**Entries from a dataset of interfaces:**
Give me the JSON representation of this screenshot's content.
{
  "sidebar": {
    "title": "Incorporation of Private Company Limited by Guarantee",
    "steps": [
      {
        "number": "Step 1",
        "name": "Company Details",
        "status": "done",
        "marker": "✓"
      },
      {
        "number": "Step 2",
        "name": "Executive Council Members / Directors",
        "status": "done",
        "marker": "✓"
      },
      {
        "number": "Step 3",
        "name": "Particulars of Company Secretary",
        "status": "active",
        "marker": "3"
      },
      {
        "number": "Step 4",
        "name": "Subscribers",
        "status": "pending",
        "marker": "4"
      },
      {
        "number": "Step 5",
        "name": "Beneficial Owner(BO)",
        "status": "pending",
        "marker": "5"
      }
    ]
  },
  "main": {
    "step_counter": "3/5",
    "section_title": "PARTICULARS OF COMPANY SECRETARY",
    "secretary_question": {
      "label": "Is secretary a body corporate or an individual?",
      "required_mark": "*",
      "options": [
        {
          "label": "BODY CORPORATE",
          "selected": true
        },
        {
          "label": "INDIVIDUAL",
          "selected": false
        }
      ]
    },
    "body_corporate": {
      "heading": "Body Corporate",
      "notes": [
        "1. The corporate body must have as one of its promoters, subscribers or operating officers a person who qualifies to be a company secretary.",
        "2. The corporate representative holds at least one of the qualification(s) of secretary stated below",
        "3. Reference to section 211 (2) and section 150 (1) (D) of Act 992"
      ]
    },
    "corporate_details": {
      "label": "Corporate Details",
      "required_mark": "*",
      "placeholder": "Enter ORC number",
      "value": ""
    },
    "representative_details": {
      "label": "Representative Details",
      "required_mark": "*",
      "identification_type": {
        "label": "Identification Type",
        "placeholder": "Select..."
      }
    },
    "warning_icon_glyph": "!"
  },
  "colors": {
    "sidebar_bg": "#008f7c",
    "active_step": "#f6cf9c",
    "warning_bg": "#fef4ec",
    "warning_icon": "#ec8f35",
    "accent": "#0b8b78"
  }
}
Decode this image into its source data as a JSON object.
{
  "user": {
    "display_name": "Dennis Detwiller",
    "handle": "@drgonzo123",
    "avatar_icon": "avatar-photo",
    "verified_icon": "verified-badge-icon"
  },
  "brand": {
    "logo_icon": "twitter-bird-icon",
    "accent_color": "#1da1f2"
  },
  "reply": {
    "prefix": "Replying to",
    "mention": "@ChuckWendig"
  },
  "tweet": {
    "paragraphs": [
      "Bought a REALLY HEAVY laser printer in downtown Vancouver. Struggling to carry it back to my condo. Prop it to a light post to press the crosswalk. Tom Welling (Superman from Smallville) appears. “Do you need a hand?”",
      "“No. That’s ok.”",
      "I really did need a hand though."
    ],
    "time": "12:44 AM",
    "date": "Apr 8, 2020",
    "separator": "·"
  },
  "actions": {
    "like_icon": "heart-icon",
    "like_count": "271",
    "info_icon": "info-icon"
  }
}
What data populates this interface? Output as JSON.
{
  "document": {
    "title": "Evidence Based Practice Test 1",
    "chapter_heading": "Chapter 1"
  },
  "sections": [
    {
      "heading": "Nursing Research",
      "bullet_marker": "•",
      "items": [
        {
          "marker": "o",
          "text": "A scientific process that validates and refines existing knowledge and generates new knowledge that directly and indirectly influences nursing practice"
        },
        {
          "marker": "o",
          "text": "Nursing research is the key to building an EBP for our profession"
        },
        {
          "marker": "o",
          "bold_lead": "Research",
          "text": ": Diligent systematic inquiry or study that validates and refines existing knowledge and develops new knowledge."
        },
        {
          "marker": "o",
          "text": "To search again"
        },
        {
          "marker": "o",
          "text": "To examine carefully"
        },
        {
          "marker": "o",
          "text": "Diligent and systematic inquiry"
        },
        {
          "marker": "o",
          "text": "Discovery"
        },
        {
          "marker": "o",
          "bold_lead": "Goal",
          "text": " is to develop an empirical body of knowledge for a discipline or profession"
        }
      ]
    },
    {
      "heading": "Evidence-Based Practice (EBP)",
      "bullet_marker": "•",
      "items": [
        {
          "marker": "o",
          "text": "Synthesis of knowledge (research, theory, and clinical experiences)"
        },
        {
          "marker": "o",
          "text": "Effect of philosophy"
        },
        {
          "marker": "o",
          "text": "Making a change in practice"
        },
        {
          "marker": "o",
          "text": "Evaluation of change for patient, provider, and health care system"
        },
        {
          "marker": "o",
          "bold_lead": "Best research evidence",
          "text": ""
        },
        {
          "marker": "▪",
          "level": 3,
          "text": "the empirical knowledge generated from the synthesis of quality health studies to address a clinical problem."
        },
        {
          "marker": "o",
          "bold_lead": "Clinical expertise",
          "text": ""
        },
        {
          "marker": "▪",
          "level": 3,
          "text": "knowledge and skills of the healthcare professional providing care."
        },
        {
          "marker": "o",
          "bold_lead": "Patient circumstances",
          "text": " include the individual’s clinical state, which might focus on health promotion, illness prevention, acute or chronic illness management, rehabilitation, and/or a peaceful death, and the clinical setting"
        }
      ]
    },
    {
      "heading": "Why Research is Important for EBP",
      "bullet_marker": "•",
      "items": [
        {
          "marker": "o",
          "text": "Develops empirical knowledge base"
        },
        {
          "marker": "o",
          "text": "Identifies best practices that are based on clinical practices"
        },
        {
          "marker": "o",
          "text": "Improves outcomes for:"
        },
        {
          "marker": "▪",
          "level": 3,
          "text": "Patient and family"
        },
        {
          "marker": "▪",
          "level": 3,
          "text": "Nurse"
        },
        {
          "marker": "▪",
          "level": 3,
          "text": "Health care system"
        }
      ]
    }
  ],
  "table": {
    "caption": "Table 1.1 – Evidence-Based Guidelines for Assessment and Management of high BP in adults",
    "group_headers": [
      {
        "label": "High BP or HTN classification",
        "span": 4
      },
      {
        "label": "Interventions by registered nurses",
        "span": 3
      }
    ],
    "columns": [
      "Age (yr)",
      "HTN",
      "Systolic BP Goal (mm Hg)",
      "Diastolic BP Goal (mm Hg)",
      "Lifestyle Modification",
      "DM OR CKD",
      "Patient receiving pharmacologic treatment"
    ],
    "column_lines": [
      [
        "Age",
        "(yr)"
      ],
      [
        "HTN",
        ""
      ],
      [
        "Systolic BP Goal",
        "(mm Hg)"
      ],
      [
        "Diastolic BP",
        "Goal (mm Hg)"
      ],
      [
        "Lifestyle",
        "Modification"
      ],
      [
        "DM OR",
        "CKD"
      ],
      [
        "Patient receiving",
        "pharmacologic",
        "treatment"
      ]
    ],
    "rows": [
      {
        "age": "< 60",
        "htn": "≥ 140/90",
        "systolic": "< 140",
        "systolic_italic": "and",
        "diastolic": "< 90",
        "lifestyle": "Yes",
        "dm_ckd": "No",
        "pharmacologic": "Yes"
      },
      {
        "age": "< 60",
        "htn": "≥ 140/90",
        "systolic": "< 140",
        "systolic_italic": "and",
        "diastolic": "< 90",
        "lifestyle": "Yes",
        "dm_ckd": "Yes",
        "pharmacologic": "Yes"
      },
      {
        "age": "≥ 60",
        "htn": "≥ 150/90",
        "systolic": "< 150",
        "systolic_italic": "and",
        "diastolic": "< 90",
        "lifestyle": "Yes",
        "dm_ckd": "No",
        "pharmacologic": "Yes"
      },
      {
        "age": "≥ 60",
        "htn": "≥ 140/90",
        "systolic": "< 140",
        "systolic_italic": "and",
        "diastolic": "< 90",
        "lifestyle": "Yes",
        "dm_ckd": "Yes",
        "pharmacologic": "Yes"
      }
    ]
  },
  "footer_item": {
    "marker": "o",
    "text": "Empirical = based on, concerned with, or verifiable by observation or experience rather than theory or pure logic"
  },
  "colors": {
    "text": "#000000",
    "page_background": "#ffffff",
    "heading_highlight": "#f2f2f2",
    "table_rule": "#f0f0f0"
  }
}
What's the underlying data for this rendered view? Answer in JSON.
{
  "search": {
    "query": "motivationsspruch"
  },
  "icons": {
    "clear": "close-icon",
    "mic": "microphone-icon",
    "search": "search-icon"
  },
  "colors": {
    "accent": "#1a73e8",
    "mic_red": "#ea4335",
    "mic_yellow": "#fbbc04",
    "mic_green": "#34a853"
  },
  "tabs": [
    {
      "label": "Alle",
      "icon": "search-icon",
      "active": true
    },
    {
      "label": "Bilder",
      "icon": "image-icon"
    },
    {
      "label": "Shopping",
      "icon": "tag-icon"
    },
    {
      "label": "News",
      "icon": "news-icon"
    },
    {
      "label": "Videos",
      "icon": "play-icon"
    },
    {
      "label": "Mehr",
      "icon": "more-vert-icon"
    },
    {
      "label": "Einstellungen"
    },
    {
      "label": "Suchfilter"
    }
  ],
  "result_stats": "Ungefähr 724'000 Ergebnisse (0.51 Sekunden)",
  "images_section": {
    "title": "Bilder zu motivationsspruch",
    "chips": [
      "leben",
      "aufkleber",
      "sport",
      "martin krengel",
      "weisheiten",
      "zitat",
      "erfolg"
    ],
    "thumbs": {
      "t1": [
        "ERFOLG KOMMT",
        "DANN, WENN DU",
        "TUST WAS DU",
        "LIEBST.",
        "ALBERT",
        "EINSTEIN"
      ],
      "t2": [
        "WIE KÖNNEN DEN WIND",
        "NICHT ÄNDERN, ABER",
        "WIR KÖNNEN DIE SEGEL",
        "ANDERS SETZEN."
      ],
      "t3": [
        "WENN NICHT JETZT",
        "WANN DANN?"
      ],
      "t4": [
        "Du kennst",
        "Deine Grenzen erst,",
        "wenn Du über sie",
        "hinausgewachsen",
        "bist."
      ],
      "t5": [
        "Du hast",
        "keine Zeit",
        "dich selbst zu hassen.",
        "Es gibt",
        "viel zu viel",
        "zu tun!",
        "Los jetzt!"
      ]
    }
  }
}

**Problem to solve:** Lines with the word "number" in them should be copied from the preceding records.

**Solved problem:**
        "number": "Step 1",
        "number": "Step 2",
        "number": "Step 3",
        "number": "Step 4",
        "number": "Step 5",
      "placeholder": "Enter ORC number",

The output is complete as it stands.